By Mary Shinn, News21
Tuba City, Ariz. – American Indian Health Service centers and tribal health care clinics nationwide are now getting Department of Veterans Affairs reimbursement for care they provide to Native American veterans.
The reimbursements allow health care centers to share staff, technology, training and other resources. Native Americans who are veterans also get increased access to VA health care. For example Indian Health Services staff will receive training to treat veterans with conditions such as post-traumatic stress disorder.
The VA started processing reimbursements in May 2013.
In December 2012, VA and IHS signed the national agreement. Local versions of the agreement are being negotiated. So far 34 local agreements have been signed across the country, according the VA Office of Tribal Government Relations. There are 566 federally recognized tribes, many of them in remote locations.
Native Americans are only .8 percent of the overall U.S. population, but they are 1.6 percent of the currently deployed forces in Afghanistan, according to Department of Defense data.
Ron Tso, the CEO of an IHS center in the Navajo Nation, said at a health benefits summit in June that it’s important to share resources in preparation for returning veterans.
“We’re going to have a whole slew of veterans returning from Afghanistan, we have to be ready,” Tso said.
But IHS and the VA still haven’t designed a way to share electronic health records.

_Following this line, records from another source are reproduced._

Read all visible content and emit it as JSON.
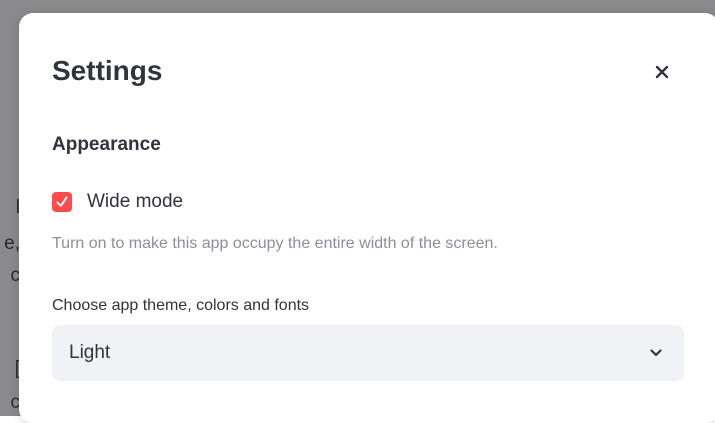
{
  "background": {
    "fragments": [
      "l",
      "e,",
      "c",
      "[",
      "c"
    ]
  },
  "modal": {
    "title": "Settings",
    "close_icon": "close-icon",
    "section_heading": "Appearance",
    "wide_mode": {
      "label": "Wide mode",
      "checked": true,
      "help": "Turn on to make this app occupy the entire width of the screen."
    },
    "theme": {
      "label": "Choose app theme, colors and fonts",
      "selected": "Light",
      "chevron_icon": "chevron-down-icon"
    }
  },
  "colors": {
    "accent": "#ff4b4b",
    "text": "#31333f",
    "muted": "#8d8f98",
    "select_bg": "#f0f2f6",
    "backdrop": "#8a8a8c"
  }
}
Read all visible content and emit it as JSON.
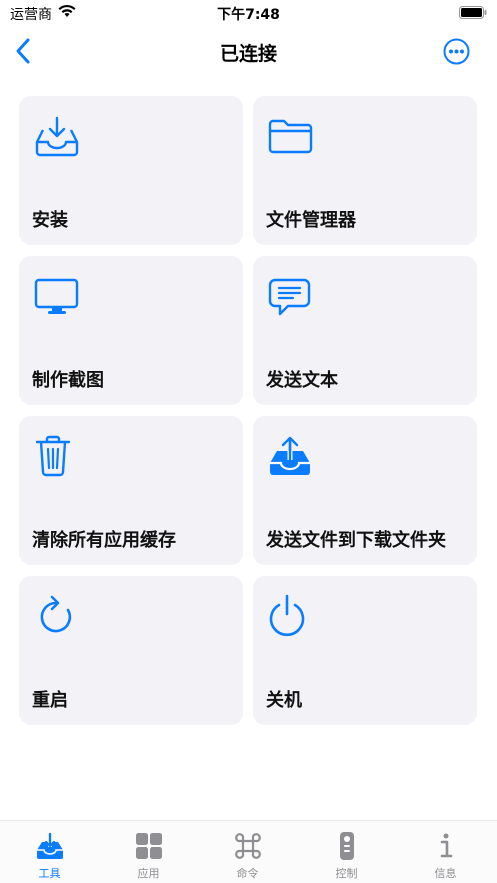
{
  "status_bar": {
    "carrier": "运营商",
    "time": "下午7:48"
  },
  "nav": {
    "title": "已连接"
  },
  "colors": {
    "accent": "#0a7cff",
    "tile_bg": "#f2f2f7",
    "tab_inactive": "#8e8e93"
  },
  "tiles": [
    {
      "label": "安装",
      "icon": "install-tray-icon"
    },
    {
      "label": "文件管理器",
      "icon": "folder-icon"
    },
    {
      "label": "制作截图",
      "icon": "display-icon"
    },
    {
      "label": "发送文本",
      "icon": "message-bubble-icon"
    },
    {
      "label": "清除所有应用缓存",
      "icon": "trash-icon"
    },
    {
      "label": "发送文件到下载文件夹",
      "icon": "upload-tray-icon"
    },
    {
      "label": "重启",
      "icon": "restart-icon"
    },
    {
      "label": "关机",
      "icon": "power-icon"
    }
  ],
  "tabs": [
    {
      "label": "工具",
      "icon": "tools-tray-icon",
      "active": true
    },
    {
      "label": "应用",
      "icon": "apps-grid-icon",
      "active": false
    },
    {
      "label": "命令",
      "icon": "command-icon",
      "active": false
    },
    {
      "label": "控制",
      "icon": "remote-icon",
      "active": false
    },
    {
      "label": "信息",
      "icon": "info-icon",
      "active": false
    }
  ]
}
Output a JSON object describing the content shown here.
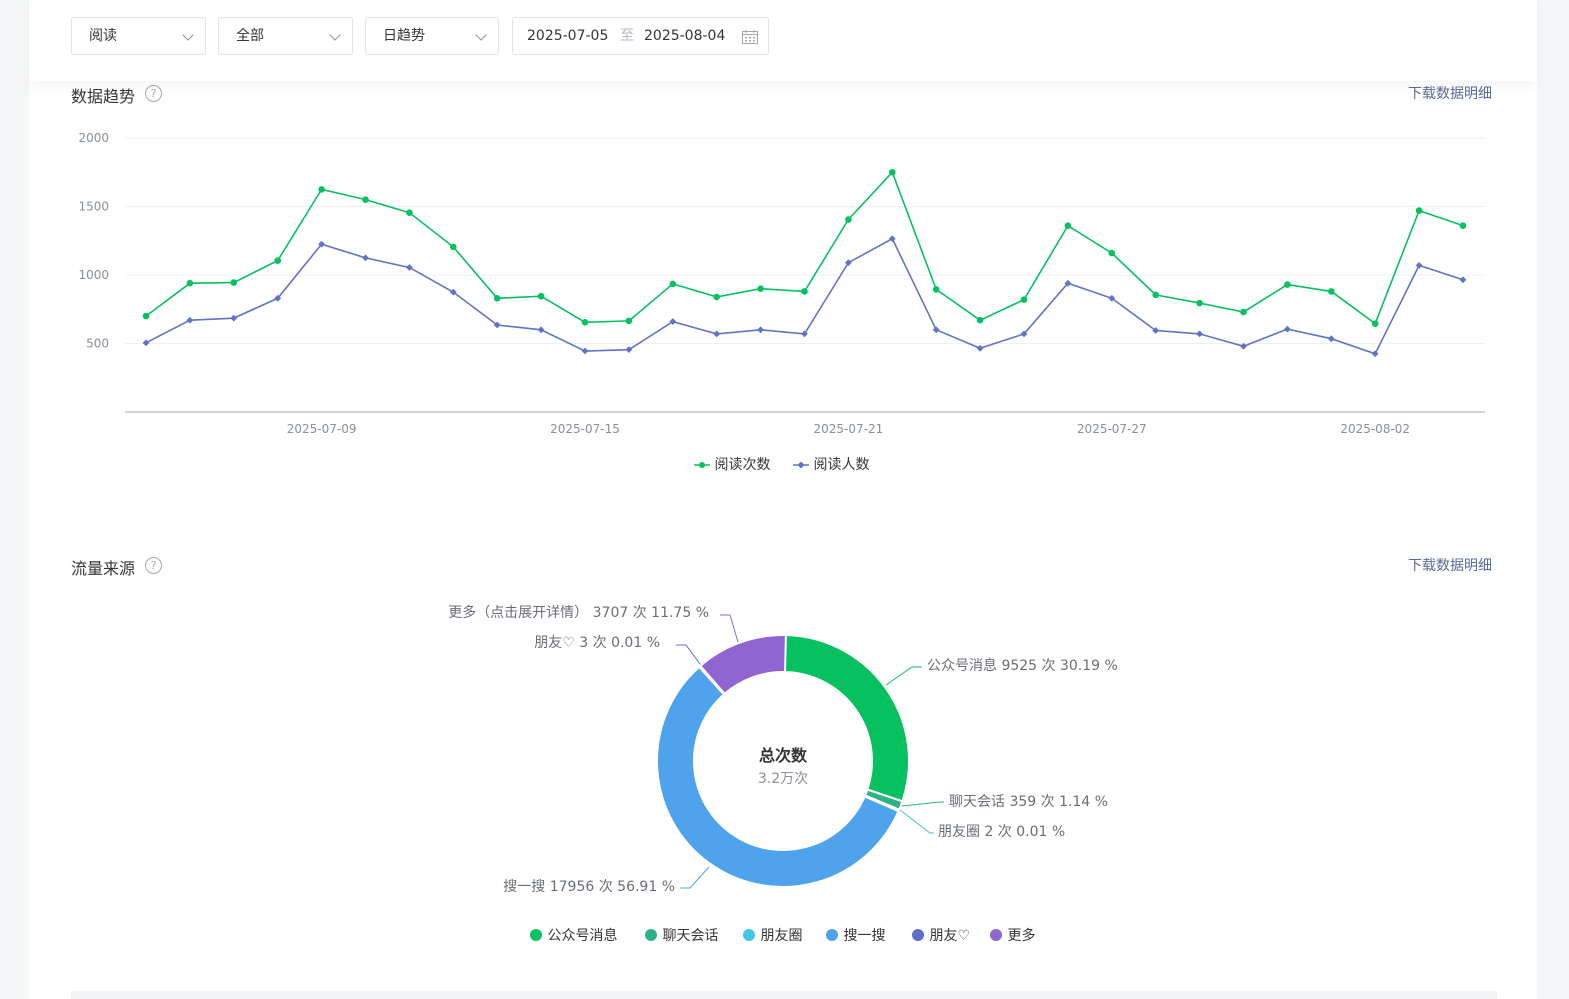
{
  "filters": {
    "metric": "阅读",
    "scope": "全部",
    "trend": "日趋势",
    "date_start": "2025-07-05",
    "date_sep": "至",
    "date_end": "2025-08-04"
  },
  "trend_section": {
    "title": "数据趋势",
    "help": "?",
    "download_label": "下载数据明细",
    "legend": [
      "阅读次数",
      "阅读人数"
    ]
  },
  "source_section": {
    "title": "流量来源",
    "help": "?",
    "download_label": "下载数据明细",
    "center_title": "总次数",
    "center_value": "3.2万次",
    "slice_labels": [
      "公众号消息 9525 次 30.19 %",
      "聊天会话 359 次 1.14 %",
      "朋友圈 2 次 0.01 %",
      "搜一搜 17956 次 56.91 %",
      "朋友♡ 3 次 0.01 %",
      "更多（点击展开详情） 3707 次 11.75 %"
    ],
    "legend": [
      "公众号消息",
      "聊天会话",
      "朋友圈",
      "搜一搜",
      "朋友♡",
      "更多"
    ]
  },
  "colors": {
    "read_count": "#07c160",
    "read_users": "#6174c3",
    "official_msg": "#07c160",
    "chat": "#2fb283",
    "moments": "#41c6e4",
    "search": "#4fa3ec",
    "friends": "#5b6fc9",
    "more": "#9065d1",
    "link": "#576b95"
  },
  "chart_data": [
    {
      "type": "line",
      "x": [
        "2025-07-05",
        "2025-07-06",
        "2025-07-07",
        "2025-07-08",
        "2025-07-09",
        "2025-07-10",
        "2025-07-11",
        "2025-07-12",
        "2025-07-13",
        "2025-07-14",
        "2025-07-15",
        "2025-07-16",
        "2025-07-17",
        "2025-07-18",
        "2025-07-19",
        "2025-07-20",
        "2025-07-21",
        "2025-07-22",
        "2025-07-23",
        "2025-07-24",
        "2025-07-25",
        "2025-07-26",
        "2025-07-27",
        "2025-07-28",
        "2025-07-29",
        "2025-07-30",
        "2025-07-31",
        "2025-08-01",
        "2025-08-02",
        "2025-08-03",
        "2025-08-04"
      ],
      "xticks": [
        "2025-07-09",
        "2025-07-15",
        "2025-07-21",
        "2025-07-27",
        "2025-08-02"
      ],
      "yticks": [
        500,
        1000,
        1500,
        2000
      ],
      "ylim": [
        0,
        2000
      ],
      "series": [
        {
          "name": "阅读次数",
          "values": [
            700,
            940,
            945,
            1105,
            1625,
            1550,
            1455,
            1205,
            830,
            845,
            655,
            665,
            935,
            840,
            900,
            880,
            1405,
            1750,
            895,
            670,
            820,
            1360,
            1160,
            855,
            795,
            730,
            930,
            880,
            645,
            1470,
            1360
          ]
        },
        {
          "name": "阅读人数",
          "values": [
            505,
            670,
            685,
            830,
            1225,
            1125,
            1055,
            875,
            635,
            600,
            445,
            455,
            660,
            570,
            600,
            570,
            1090,
            1265,
            600,
            465,
            570,
            940,
            830,
            595,
            570,
            480,
            605,
            535,
            425,
            1070,
            965
          ]
        }
      ]
    },
    {
      "type": "pie",
      "categories": [
        "公众号消息",
        "聊天会话",
        "朋友圈",
        "搜一搜",
        "朋友♡",
        "更多"
      ],
      "values": [
        9525,
        359,
        2,
        17956,
        3,
        3707
      ],
      "percents": [
        30.19,
        1.14,
        0.01,
        56.91,
        0.01,
        11.75
      ]
    }
  ]
}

Veterans also voiced concerns at the June health summit on the Hopi Reservation in Arizona that part of the agreement would lead to more bureaucracy. For example, if a veteran needs care that was not provided by IHS, must go to the VA for a referral.

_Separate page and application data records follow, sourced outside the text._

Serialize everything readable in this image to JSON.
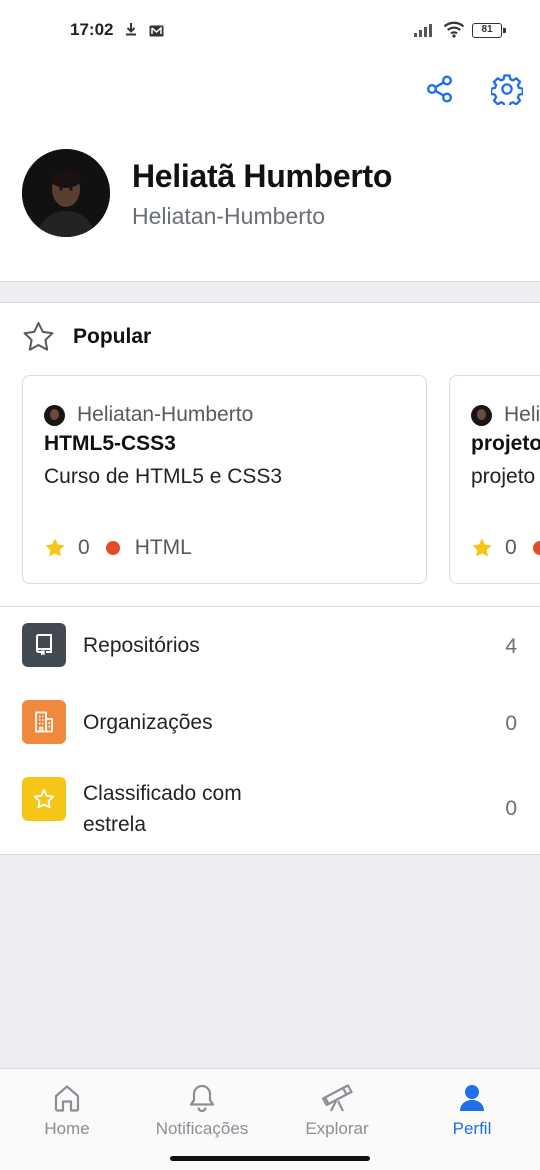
{
  "status_bar": {
    "time": "17:02",
    "battery": "81"
  },
  "header": {
    "share_icon": "share-icon",
    "settings_icon": "gear-icon"
  },
  "profile": {
    "name": "Heliatã Humberto",
    "login": "Heliatan-Humberto"
  },
  "popular": {
    "title": "Popular",
    "cards": [
      {
        "owner": "Heliatan-Humberto",
        "repo": "HTML5-CSS3",
        "description": "Curso de HTML5 e CSS3",
        "stars": "0",
        "language": "HTML",
        "language_color": "#e34c26"
      },
      {
        "owner": "Heliatan-Humberto",
        "repo": "projeto",
        "description": "projeto",
        "stars": "0",
        "language": "",
        "language_color": "#e34c26"
      }
    ]
  },
  "menu": {
    "items": [
      {
        "label": "Repositórios",
        "count": "4",
        "color": "#424a53",
        "icon": "repo-icon"
      },
      {
        "label": "Organizações",
        "count": "0",
        "color": "#f0883e",
        "icon": "organization-icon"
      },
      {
        "label": "Classificado com estrela",
        "count": "0",
        "color": "#f5c518",
        "icon": "star-icon"
      }
    ]
  },
  "bottom_nav": {
    "items": [
      {
        "label": "Home",
        "icon": "home-icon"
      },
      {
        "label": "Notificações",
        "icon": "bell-icon"
      },
      {
        "label": "Explorar",
        "icon": "telescope-icon"
      },
      {
        "label": "Perfil",
        "icon": "person-icon"
      }
    ],
    "active": "Perfil",
    "active_color": "#1f6feb"
  }
}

Rick Gray, a Vietnam veteran who lives on the Navajo Nation in Kayenta, Ariz., said often veterans are given inadequate answers when they ask specific questions about VA care.
“All we get it is: We’re sorry, we’re sorry,” he said.
Gray has fought for better healthcare on the Navajo Nation and he said it is true that the VA is trying to offer more veteran specific healthcare. In many cases they are still waiting for care to improve while the reimbursement agreements are put into place, he said. In many areas, veterans have been waiting for better care so long they no longer expect change, he said.
“A lot of the comments we get from veterans is: We’ll believe it, when we see it.”